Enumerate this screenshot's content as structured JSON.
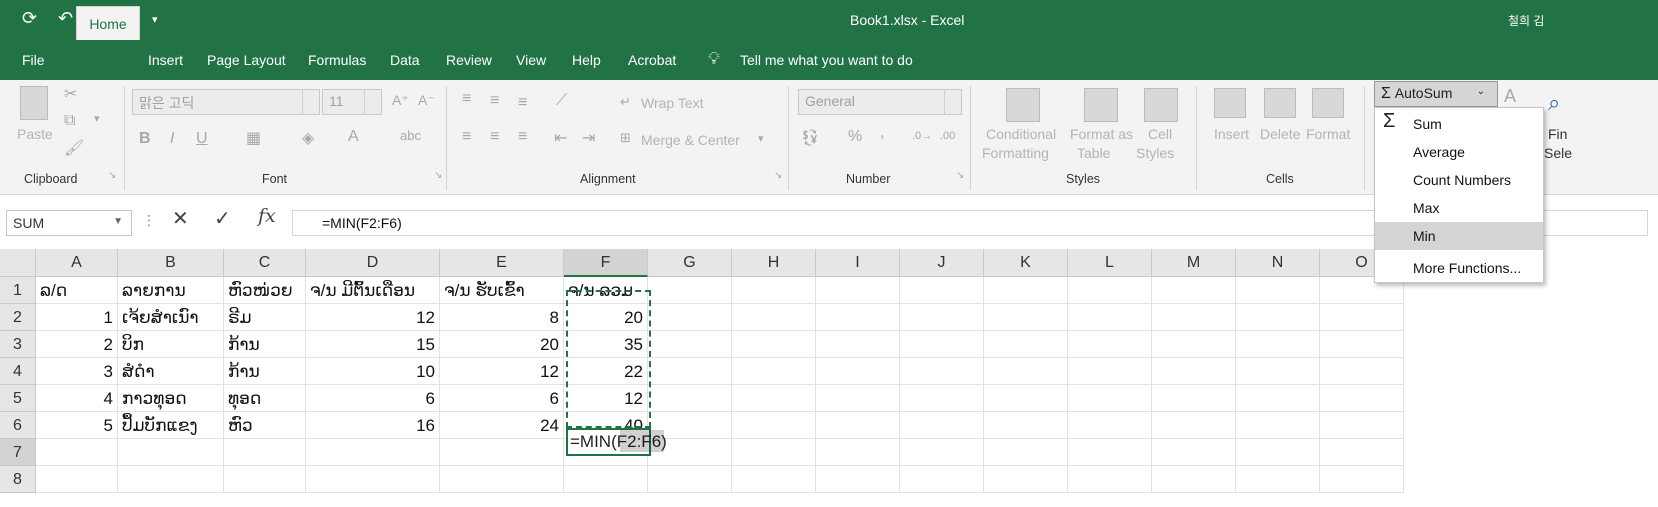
{
  "window": {
    "file_name": "Book1.xlsx",
    "separator": "-",
    "app_name": "Excel",
    "user": "철희 김"
  },
  "tabs": [
    "File",
    "Home",
    "Insert",
    "Page Layout",
    "Formulas",
    "Data",
    "Review",
    "View",
    "Help",
    "Acrobat"
  ],
  "tell_me": "Tell me what you want to do",
  "ribbon": {
    "clipboard": {
      "paste": "Paste",
      "label": "Clipboard"
    },
    "font": {
      "name": "맑은 고딕",
      "size": "11",
      "label": "Font",
      "bold": "B",
      "italic": "I",
      "underline": "U"
    },
    "alignment": {
      "wrap": "Wrap Text",
      "merge": "Merge & Center",
      "label": "Alignment"
    },
    "number": {
      "format": "General",
      "percent": "%",
      "comma": ",",
      "label": "Number"
    },
    "styles": {
      "conditional": [
        "Conditional",
        "Formatting"
      ],
      "format_table": [
        "Format as",
        "Table"
      ],
      "cell_styles": [
        "Cell",
        "Styles"
      ],
      "label": "Styles"
    },
    "cells": {
      "insert": "Insert",
      "delete": "Delete",
      "format": "Format",
      "label": "Cells"
    },
    "editing": {
      "autosum": "AutoSum",
      "find_partial": [
        "Fin",
        "Sele"
      ]
    }
  },
  "formula_bar": {
    "name_box": "SUM",
    "fx": "fx",
    "formula": "=MIN(F2:F6)"
  },
  "columns": [
    "A",
    "B",
    "C",
    "D",
    "E",
    "F",
    "G",
    "H",
    "I",
    "J",
    "K",
    "L",
    "M",
    "N",
    "O"
  ],
  "rows": [
    "1",
    "2",
    "3",
    "4",
    "5",
    "6",
    "7",
    "8"
  ],
  "table": {
    "headers": [
      "ລ/ດ",
      "ລາຍການ",
      "ຫົວໜ່ວຍ",
      "ຈ/ນ ມີຕົ້ນເດືອນ",
      "ຈ/ນ ຮັບເຂົ້າ",
      "ຈ/ນ ລວມ"
    ],
    "rows": [
      [
        "1",
        "ເຈ້ຍສຳເນົາ",
        "ຣີມ",
        "12",
        "8",
        "20"
      ],
      [
        "2",
        "ບິກ",
        "ກ້ານ",
        "15",
        "20",
        "35"
      ],
      [
        "3",
        "ສໍດຳ",
        "ກ້ານ",
        "10",
        "12",
        "22"
      ],
      [
        "4",
        "ກາວທຸອດ",
        "ທຸອດ",
        "6",
        "6",
        "12"
      ],
      [
        "5",
        "ປຶ້ມບັກແຂງ",
        "ຫົວ",
        "16",
        "24",
        "40"
      ]
    ],
    "editing_cell": "=MIN(F2:F6)"
  },
  "autosum_menu": [
    "Sum",
    "Average",
    "Count Numbers",
    "Max",
    "Min",
    "More Functions..."
  ],
  "colors": {
    "excel_green": "#217346",
    "selected": "#d4d4d4"
  }
}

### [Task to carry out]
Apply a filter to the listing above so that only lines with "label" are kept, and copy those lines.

### [Result below]
      "label": "Clipboard"
      "label": "Font",
      "label": "Alignment"
      "label": "Number"
      "label": "Styles"
      "label": "Cells"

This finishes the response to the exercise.